Thapliyal will join as chief executive of Avendus Finance Pvt. Ltd by September, said one of the people, both of whom spoke on condition of anonymity. Thapliyal has already put in his papers at RBL, but is yet to leave as he has a key role in the bank’s upcoming initial public offering (IPO), said the second of the two people.
US-based private equity fund Kohlberg Kravis Roberts & Co. Lp (KKR) bought Mumbai-based Avendus Capital for about $115 million in November. As part of the deal, KKR committed to invest another $60 million in the NBFC, said the second person.
Thapliyal, who has more than 20 years of experience in corporate banking, investment banking, commercial banking, project finance and asset reconstruction, heads the commercial banking coverage franchise at RBL, which includes the SME (small and medium enterprise) and mid corporate segments. He is also responsible for the credit products group, which undertakes credit evaluation of commercial banking clients, according to his profile on the bank’s website.
Previously, Thapliyal was managing director of investment banking at Religare Capital Markets Ltd, covering the industrial sector. He also spent over 10 years with Citibank in commercial banking, and played a key role in setting up its commercial banking franchise.
Thapliyal did not respond to calls and an email sent on Friday. Spokespersons for KKR and Avendus declined to comment.
An RBL spokesperson denied that Thapliyal has resigned.
KKR bought a stake of about 60% in home-grown Avendus from investors including Eastgate Capital Group and Americorp Ventures. The Avendus Group has four verticals—Avendus Capital Pvt. Ltd, Avendus Wealth Management Pvt. Ltd, Avendus Capital (UK) Pvt. Ltd and Avendus Capital Inc. (US). Investment banking accounted for almost 80% of its revenue of about Rs.200 crore in 2014-15.
KKR India already runs KKR India Financial Services, an NBFC, as well as another real estate-focused NBFC through which it offers structured loans. Since 2008, KKR has disbursed about $2.6 billion through various credit platforms and made $1.4 billion in private equity investments.
On 11 May, Mint reported that Avendus and KKR were talking to senior bankers to head the NBFC business.
“KKR is driving the process and they are willing to pay top dollar to hire the best,” the report said, citing people close to the development.
Meanwhile, RBL Bank’s IPO to raise about Rs.1,500 crore is expected to open in the first week of August. In April, the bank received conditional approval from capital markets regulator Securities and Exchange Board of India for the IPO, which was previously on hold due to violations of the Companies Act. The company had allotted shares via rights issues to 2,591 investors in February 2003—far higher than the ceiling of 200 investors.

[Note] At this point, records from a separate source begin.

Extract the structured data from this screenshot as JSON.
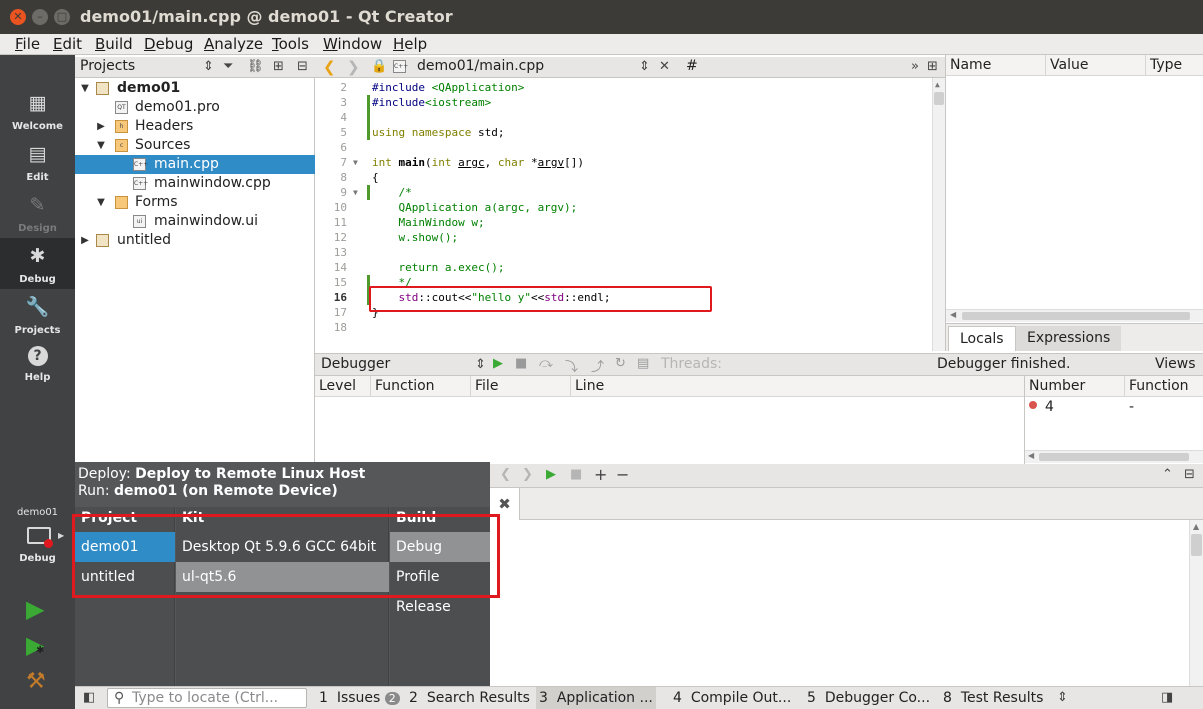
{
  "window": {
    "title": "demo01/main.cpp @ demo01 - Qt Creator"
  },
  "menu": [
    "File",
    "Edit",
    "Build",
    "Debug",
    "Analyze",
    "Tools",
    "Window",
    "Help"
  ],
  "modes": [
    {
      "label": "Welcome",
      "icon": "grid-icon"
    },
    {
      "label": "Edit",
      "icon": "document-icon"
    },
    {
      "label": "Design",
      "icon": "pencil-icon",
      "disabled": true
    },
    {
      "label": "Debug",
      "icon": "bug-icon",
      "active": true
    },
    {
      "label": "Projects",
      "icon": "wrench-icon"
    },
    {
      "label": "Help",
      "icon": "help-icon"
    }
  ],
  "target": {
    "project": "demo01",
    "mode": "Debug"
  },
  "projects": {
    "title": "Projects",
    "tree": [
      {
        "label": "demo01",
        "bold": true,
        "icon": "project-icon"
      },
      {
        "label": "demo01.pro",
        "icon": "pro-file-icon"
      },
      {
        "label": "Headers",
        "icon": "folder-icon"
      },
      {
        "label": "Sources",
        "icon": "folder-icon"
      },
      {
        "label": "main.cpp",
        "icon": "cpp-file-icon",
        "selected": true
      },
      {
        "label": "mainwindow.cpp",
        "icon": "cpp-file-icon"
      },
      {
        "label": "Forms",
        "icon": "folder-icon"
      },
      {
        "label": "mainwindow.ui",
        "icon": "ui-file-icon"
      },
      {
        "label": "untitled",
        "icon": "project-icon"
      }
    ]
  },
  "editor": {
    "filename": "demo01/main.cpp",
    "symbol": "#",
    "current_line": "16",
    "lines": [
      {
        "n": "2",
        "text": "#include <QApplication>"
      },
      {
        "n": "3",
        "text": "#include<iostream>"
      },
      {
        "n": "4",
        "text": ""
      },
      {
        "n": "5",
        "text": "using namespace std;"
      },
      {
        "n": "6",
        "text": ""
      },
      {
        "n": "7",
        "text": "int main(int argc, char *argv[])"
      },
      {
        "n": "8",
        "text": "{"
      },
      {
        "n": "9",
        "text": "    /*"
      },
      {
        "n": "10",
        "text": "    QApplication a(argc, argv);"
      },
      {
        "n": "11",
        "text": "    MainWindow w;"
      },
      {
        "n": "12",
        "text": "    w.show();"
      },
      {
        "n": "13",
        "text": ""
      },
      {
        "n": "14",
        "text": "    return a.exec();"
      },
      {
        "n": "15",
        "text": "    */"
      },
      {
        "n": "16",
        "text": "    std::cout<<\"hello y\"<<std::endl;"
      },
      {
        "n": "17",
        "text": "}"
      },
      {
        "n": "18",
        "text": ""
      }
    ]
  },
  "locals": {
    "columns": [
      "Name",
      "Value",
      "Type"
    ],
    "tabs": [
      "Locals",
      "Expressions"
    ]
  },
  "debugger": {
    "title": "Debugger",
    "threads_label": "Threads:",
    "status": "Debugger finished.",
    "views": "Views",
    "stack_columns": [
      "Level",
      "Function",
      "File",
      "Line"
    ],
    "thread_columns": [
      "Number",
      "Function"
    ],
    "thread_row": {
      "number": "4",
      "function": "-"
    }
  },
  "kit_popup": {
    "deploy_label": "Deploy:",
    "deploy_value": "Deploy to Remote Linux Host",
    "run_label": "Run:",
    "run_value": "demo01 (on Remote Device)",
    "headers": [
      "Project",
      "Kit",
      "Build"
    ],
    "projects": [
      "demo01",
      "untitled"
    ],
    "kits": [
      "Desktop Qt 5.9.6 GCC 64bit",
      "ul-qt5.6"
    ],
    "builds": [
      "Debug",
      "Profile",
      "Release"
    ]
  },
  "statusbar": {
    "locator_placeholder": "Type to locate (Ctrl...",
    "tabs": [
      {
        "num": "1",
        "label": "Issues",
        "badge": "2"
      },
      {
        "num": "2",
        "label": "Search Results"
      },
      {
        "num": "3",
        "label": "Application ..."
      },
      {
        "num": "4",
        "label": "Compile Out..."
      },
      {
        "num": "5",
        "label": "Debugger Co..."
      },
      {
        "num": "8",
        "label": "Test Results"
      }
    ]
  },
  "colors": {
    "selection": "#308cc6",
    "highlight": "#e0191e",
    "ubuntu_orange": "#e95420",
    "run_green": "#3aaa35"
  }
}
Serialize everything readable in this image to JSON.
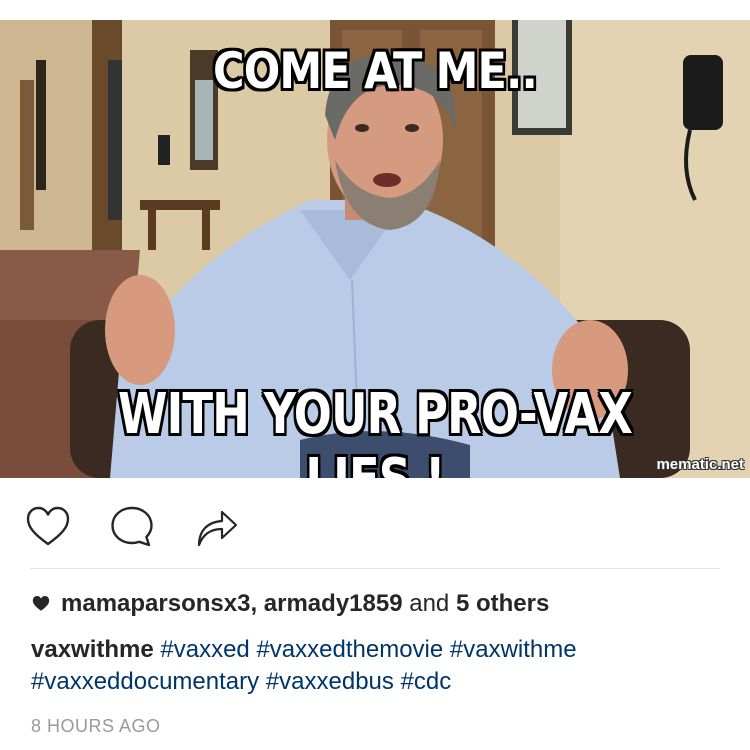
{
  "post": {
    "meme": {
      "top_text": "COME AT ME..",
      "bottom_text": "WITH YOUR PRO-VAX LIES !",
      "watermark": "mematic.net"
    },
    "actions": {
      "like_icon": "heart-outline-icon",
      "comment_icon": "speech-bubble-icon",
      "share_icon": "share-arrow-icon"
    },
    "likes": {
      "icon": "heart-filled-icon",
      "user1": "mamaparsonsx3",
      "separator": ", ",
      "user2": "armady1859",
      "and": " and ",
      "others": "5 others"
    },
    "caption": {
      "username": "vaxwithme",
      "hashtags": [
        "#vaxxed",
        "#vaxxedthemovie",
        "#vaxwithme",
        "#vaxxeddocumentary",
        "#vaxxedbus",
        "#cdc"
      ]
    },
    "timestamp": "8 HOURS AGO"
  },
  "colors": {
    "text": "#262626",
    "hashtag": "#003569",
    "timestamp": "#999999",
    "divider": "#e3e3e3"
  }
}
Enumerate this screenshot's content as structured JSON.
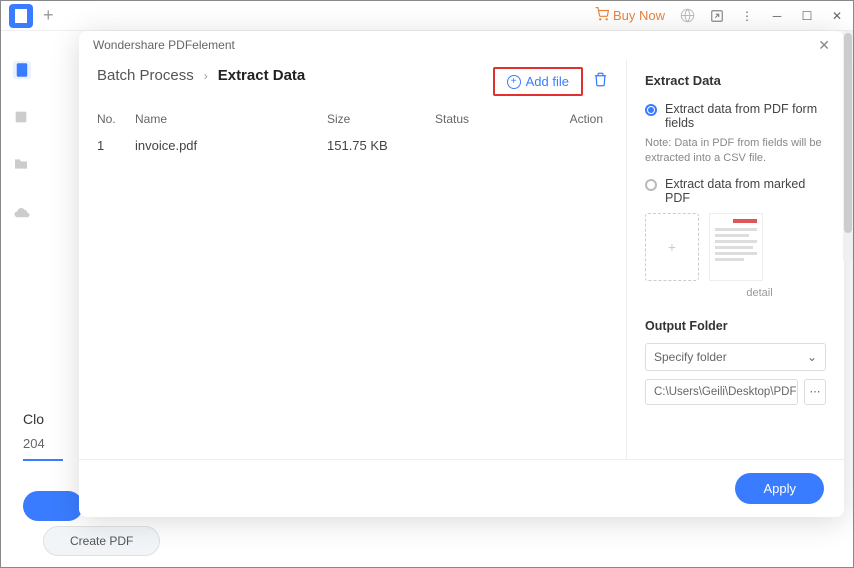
{
  "app": {
    "buyNow": "Buy Now"
  },
  "modal": {
    "title": "Wondershare PDFelement",
    "breadcrumb": {
      "parent": "Batch Process",
      "current": "Extract Data"
    },
    "addFileLabel": "Add file",
    "table": {
      "headers": {
        "no": "No.",
        "name": "Name",
        "size": "Size",
        "status": "Status",
        "action": "Action"
      },
      "rows": [
        {
          "no": "1",
          "name": "invoice.pdf",
          "size": "151.75 KB",
          "status": "",
          "action": ""
        }
      ]
    },
    "panel": {
      "title": "Extract Data",
      "option1": "Extract data from PDF form fields",
      "note": "Note: Data in PDF from fields will be extracted into a CSV file.",
      "option2": "Extract data from marked PDF",
      "detailLabel": "detail",
      "outputFolder": {
        "title": "Output Folder",
        "specify": "Specify folder",
        "path": "C:\\Users\\Geili\\Desktop\\PDFelement\\Da"
      }
    },
    "applyLabel": "Apply"
  },
  "behind": {
    "cloud": "Clo",
    "num": "204",
    "createPdf": "Create PDF"
  }
}
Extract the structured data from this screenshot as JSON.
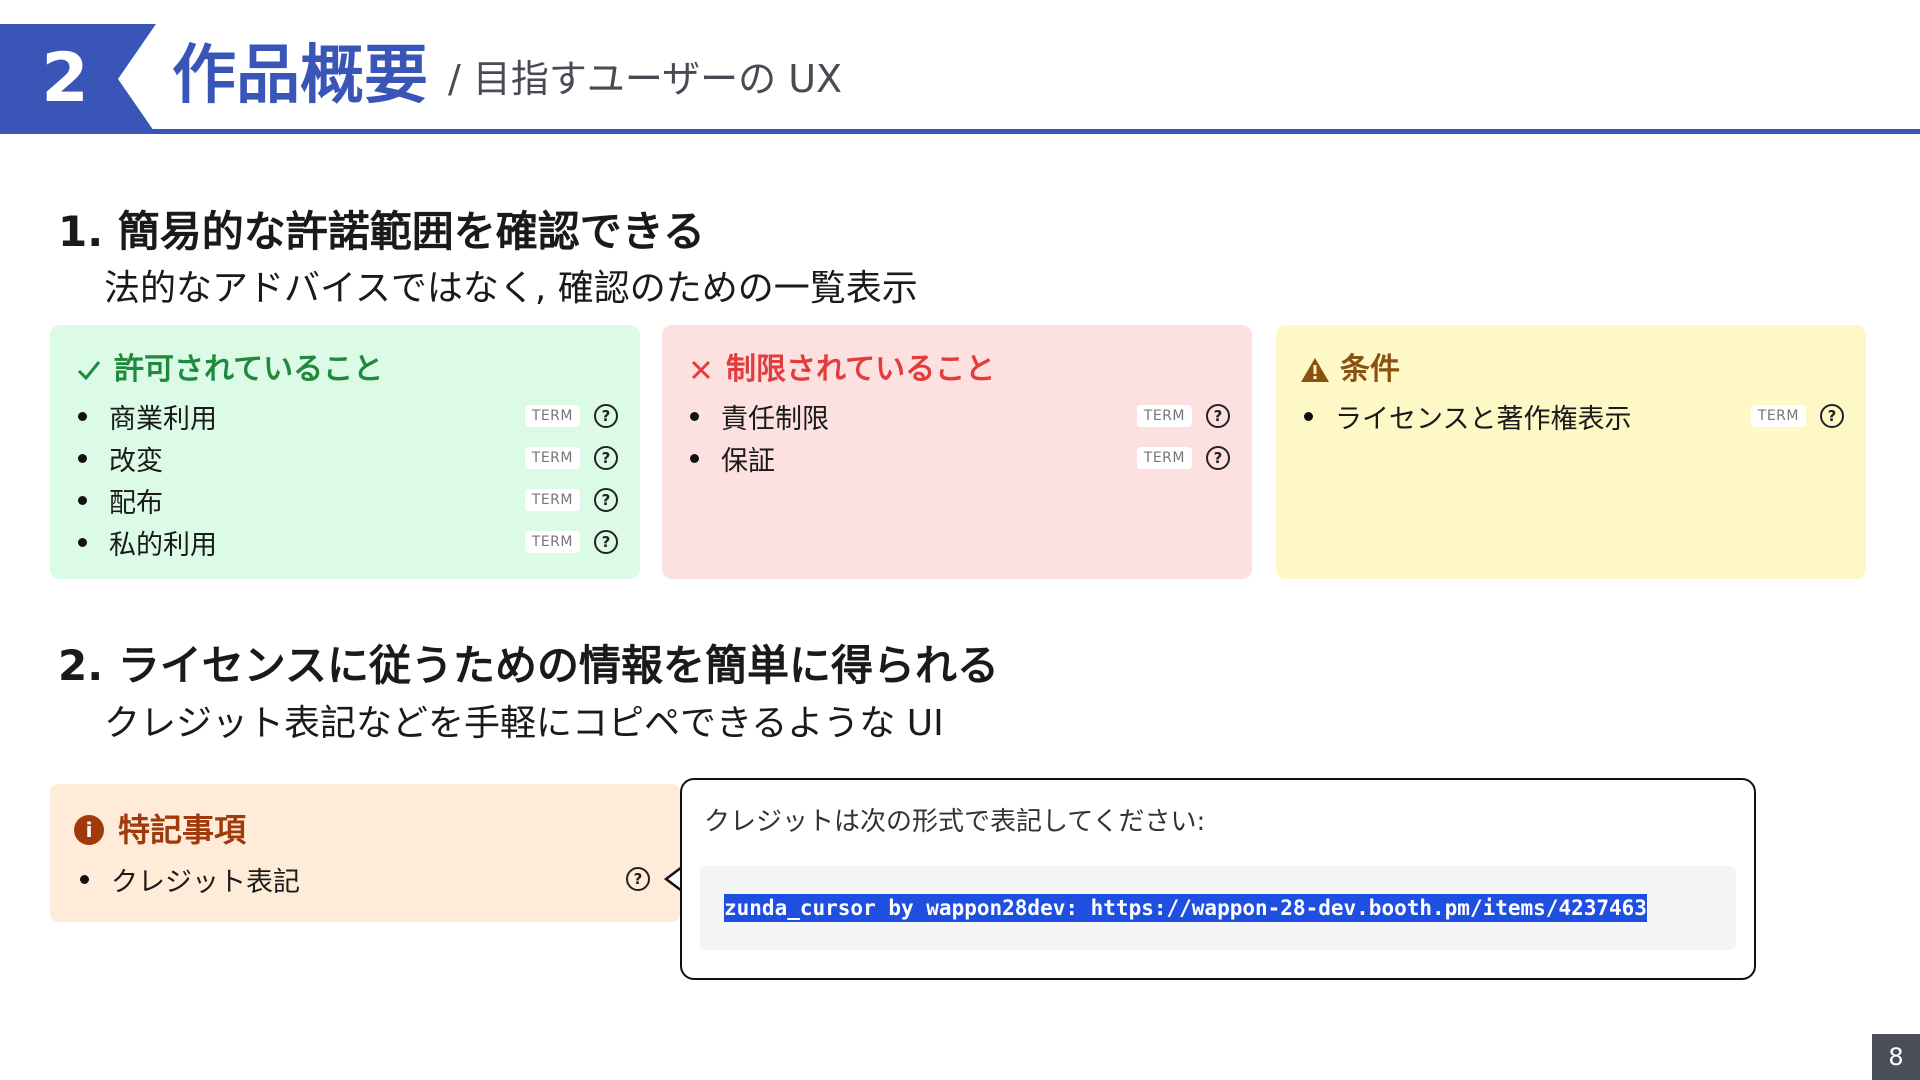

If the IPO is launched, RBL Bank will become the first bank to go public since December 2010, when Punjab and Sind Bank raised around Rs.480 crore from the capital markets.
Alok Prasad, founder-CEO of the Microfinance Institutions Network, an industry body, finds an advantage for NBFCs over banks. “Banks are currently facing very challenging times. And, given the high NPA levels, ‘take no risks’ has become their mantra. In comparison, NBFCs, particularly the newer ones who have adopted cutting-edge technology platforms, are doing much better. Aggressive lending, focus on segments such as MSMEs (micro, small and medium enterprises) that the mainstream banks tend to ignore, lower operating costs and superior processes with faster decision-making have made them outpace the banks by a margin,” he said.
In 2015, private equity investments in India’s financial services sector grew 83% to $2.2 billion from $1.2 billion in 2014, according to data from VCCEdge. Out of this, NBFCs and other services (diversified financials) saw a growth of 200% at $1.9 billion (against $643 million in 2014) as compared with banks ($50 million) and insurance ($250 million).
“It is also noteworthy that typically banks get a return on assets of 1-1.5% while NBFCs are able to achieve 2%-plus levels. Recognizing the current potential of NBFCs, investors are showing renewed interest in this space,” Prasad added.